Moseley's degree in business administration comes courtesy of the Brown v. Board of Education scholarship program started in 2004. The idea is to pay tuitions for black students whose local schools in Prince Edward and Warren counties, as well as the cities of Norfolk and even Charlottesville, were closed in the name of Massive Resistance after the landmark 1954 ruling. In the case of Prince Edward, the closing lasted five years, effectively terminating the educational careers of some students who are now grown and in some cases retired.
The scholarship fund, however, still has some unfinished business. In 2004, former broadcasting tycoon John Kluge, a wealthy donor formerly of Charlottesville and now living in Palm Beach, Florida, encouraged the state to add $1 million to its initial appropriation of $50,000. He promised to match the state increase with a $1 million gift of his own. The state appropriated its share, but Kluge's million has yet to materialize.
"There's been some efforts to reach out to him," Governor Tim Kaine says. "Maybe we just don't know the right people to get to him."
Attempts to reach Kluge, who was out of the country recently, were unsuccessful. Meanwhile, frustration has been simmering as Kluge continues his philanthropy elsewhere. At a meeting of the Brown v. Board scholarship commission last year, a staffer produced a copy of USA Today reporting Kluge's $400 million donation to Columbia University– the fourth largest gift ever given to an American university.
"Maybe we'll have to get the FBI," jokes former commission chair and former Senator Benjamin J. Lambert III.
Some say the fuss over the Kluge donation is beside the point. Since the fund was initiated, only $463,000 of the $1.05 million has been given to 49 adult students.
"That much is never going to be eaten up by my classmates," Moseley says. The scholarship money is only redeemable at Virginia schools. "A lot are out of state because these schools closed and they did not return," she adds.

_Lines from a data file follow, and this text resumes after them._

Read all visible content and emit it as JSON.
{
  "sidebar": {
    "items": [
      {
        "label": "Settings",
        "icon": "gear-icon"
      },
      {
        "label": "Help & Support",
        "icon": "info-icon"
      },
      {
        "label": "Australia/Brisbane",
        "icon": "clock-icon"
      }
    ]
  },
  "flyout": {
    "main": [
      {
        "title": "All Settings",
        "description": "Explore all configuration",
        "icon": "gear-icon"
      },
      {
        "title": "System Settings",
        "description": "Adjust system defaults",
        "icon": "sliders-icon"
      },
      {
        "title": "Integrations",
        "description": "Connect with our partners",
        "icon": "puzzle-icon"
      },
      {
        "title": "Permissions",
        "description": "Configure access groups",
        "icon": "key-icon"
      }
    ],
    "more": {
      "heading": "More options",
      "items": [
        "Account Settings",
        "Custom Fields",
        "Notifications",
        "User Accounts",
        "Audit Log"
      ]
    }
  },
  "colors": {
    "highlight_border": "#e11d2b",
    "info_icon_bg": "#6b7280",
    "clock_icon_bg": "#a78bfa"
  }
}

As this issue was going to press, the Hook reached longtime Kluge aide Jennefer Hirshberg. "If the commitment hasn't appeared, it's an oversight, and it will be taken care of," says Hirshberg.
–This story was actually written by Amy Biegelsen of Richmond's Style Weekly.